Barker-Collo, S., Feigin, V., Lawes, C., Senior, H., & Parag, V. (2010). Natural history of attention deficits and their influence on functional recovery from acute stages to 6 months after stroke.Neuroepidemiology, 35(4), 255-262.
Barncord, S.W. & Wanlass, R.L. (2001). The Symbol Trail Making Test: Test development and utility as a measure of cognitive impairment. Applied Neuropsychology, 8, 99-103
Corrigan, J. D. & Hinkeldey, N. S. (1987). Relationships between Parts A and B of the Trail Making Test. Journal of Clinical Psychology, 43(4), 402-409.
D’Elia, L.F., Satz, P., Uchiyama, C.I. & White, T. (1996). Color Trails Test. Odessa, Fla.:PAR.
Devos, H., Akinwuntan, A. E., Nieuwboer, A., Truijen, S., Tant, M., & De Weerdt, W. Screening for fitness to drive after stroke: a systematic review and meta-analysis.Neurology, 76(8), 747-756.
Elkin-Frankston, S., Lebowitz, B.K., Kapust, L.R., Hollis, A.M., & O’Connor, M.G. (2007). The use of the Colour Trails Test in the assessment of driver competence: Preliminary reports of a culture-fair instrument. Archives of Clinical Neuropsychology, 22, 631-635.
Goldstein, G. & Watson, J.R. (1989). Test-retest reliability of the Halstead-Reitan Battery and the WAIS in a Neuropsychiatric Population. The Clinical Neuropsychologist, 3(3), 265-273.
O’Donnell, J.P., Macgregor, L.A., Dabrowski, J.J., Oestreicher, J.M., & Romero, J.J. (1994). Construct validity of neuropsychological tests of conceptual and attentional abilities. Journal of Clinical Psychology, 50(4), 596-560.
Mark, V. W., Woods, A. J., Mennemeier, M., Abbas, S., & Taub, E. Cognitive assessment for CI therapy in the outpatient clinic.Neurorehabilitation, 21(2), 139-146.
Marshall, S.C., Molnar, F., Man-Son-Hing, M., Blair, R., Brosseau, L., Finestone, H.M., Lamothe, C, Korner-Bitensky, N., & Wilson, K. (2007). Predictors of driving ability following stroke: A systematic review.
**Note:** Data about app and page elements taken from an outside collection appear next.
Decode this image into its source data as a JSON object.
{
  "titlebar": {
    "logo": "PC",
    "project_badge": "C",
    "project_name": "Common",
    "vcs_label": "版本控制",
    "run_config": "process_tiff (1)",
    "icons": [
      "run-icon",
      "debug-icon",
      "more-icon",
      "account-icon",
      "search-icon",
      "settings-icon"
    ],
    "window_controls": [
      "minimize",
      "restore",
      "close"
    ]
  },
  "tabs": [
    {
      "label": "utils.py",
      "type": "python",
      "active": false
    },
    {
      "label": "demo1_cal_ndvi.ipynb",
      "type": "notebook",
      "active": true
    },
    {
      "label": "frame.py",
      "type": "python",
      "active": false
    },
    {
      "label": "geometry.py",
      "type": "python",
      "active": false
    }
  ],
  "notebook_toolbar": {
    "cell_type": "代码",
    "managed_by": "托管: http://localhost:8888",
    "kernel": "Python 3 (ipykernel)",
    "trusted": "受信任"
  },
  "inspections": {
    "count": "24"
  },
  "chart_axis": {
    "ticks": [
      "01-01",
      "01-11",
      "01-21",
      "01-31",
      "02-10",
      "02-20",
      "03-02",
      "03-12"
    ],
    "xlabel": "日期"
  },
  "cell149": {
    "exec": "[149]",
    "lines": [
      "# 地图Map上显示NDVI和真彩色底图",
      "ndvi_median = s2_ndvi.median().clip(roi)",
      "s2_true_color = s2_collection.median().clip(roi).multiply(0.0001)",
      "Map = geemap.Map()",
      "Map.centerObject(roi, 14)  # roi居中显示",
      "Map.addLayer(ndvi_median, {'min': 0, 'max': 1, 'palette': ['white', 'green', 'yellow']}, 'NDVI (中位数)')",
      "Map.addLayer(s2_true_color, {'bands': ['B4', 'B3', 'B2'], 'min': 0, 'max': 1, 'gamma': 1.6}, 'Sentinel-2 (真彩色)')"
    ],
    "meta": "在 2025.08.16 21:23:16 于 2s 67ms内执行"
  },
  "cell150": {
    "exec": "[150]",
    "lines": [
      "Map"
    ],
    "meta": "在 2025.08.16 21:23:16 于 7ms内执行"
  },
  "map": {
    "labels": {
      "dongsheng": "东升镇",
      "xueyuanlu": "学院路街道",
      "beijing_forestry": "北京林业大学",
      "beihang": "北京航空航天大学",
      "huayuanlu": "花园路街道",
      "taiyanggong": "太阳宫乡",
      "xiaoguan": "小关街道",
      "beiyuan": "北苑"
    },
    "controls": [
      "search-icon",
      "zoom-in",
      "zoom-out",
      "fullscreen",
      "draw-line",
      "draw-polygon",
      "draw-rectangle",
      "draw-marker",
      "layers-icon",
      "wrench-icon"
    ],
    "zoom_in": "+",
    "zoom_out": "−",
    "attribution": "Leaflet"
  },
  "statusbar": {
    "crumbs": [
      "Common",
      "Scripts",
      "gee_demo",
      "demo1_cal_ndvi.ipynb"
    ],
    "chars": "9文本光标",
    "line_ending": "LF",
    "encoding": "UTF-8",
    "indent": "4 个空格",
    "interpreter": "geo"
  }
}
Topics in Stroke Rehabilitation, 14(1):98-114.
Matarazzo, J.D., Wiens, A.N., Matarazzo, R.G., & Goldstein, S.G. (1974). Psychometric and clinical test-retest reliability of the Halstead Impairment Index in a sample of healthy, young, normal men. The Journal of Nervous and Mental Disease, 188(1), 37-49.
Mazer, B.L., Korner-Bitensky, N.A., & Sofer, S. (1998). Predicting ability to drive after stroke. Archives of Physical Medicine and Rehabilitation, 79, 743-750.
Mazer, B.L., Sofer, S., Korner-Bitensky, N., Gelinas, I., Hanley, J. & Wood-Dauphinee, S. (2003). Effectiveness of a visual attention retraining program on the driving performance of clients with stroke. Archives of Physical Medicine and Rehabilitation, 84, 541-550.
Reitan, R.M. (1955). The relation of the Trail Making Test to organic brain damage. Journal of Consulting Psychology, 19(5), 393-394.
Reynolds, C. (2002). Comprehensive Trail Making Test. Austin, Tex,: Pro-Ed.
Ricker, J.H. & Axelrod, B.N. (1994). Analysis of an oral paradigm for the Trail Making Test. Assessment, 1, 47-51.
Strauss, E., Sherman, E.M.S., & Spreen, O. (2006).A Compendium of neuropsychological tests: Administration, norms, and commentary.(3rd. ed.).NY. Oxford University Press.
Tamez, E., Myersona, J., Morrisb, L., Whitea, D. A., Baum C., & Connor, L. T. (2011). Assessing executive abilities following acute stroke with the trail making test and digit span.Behavioural Neurology, 24(3), 177-185.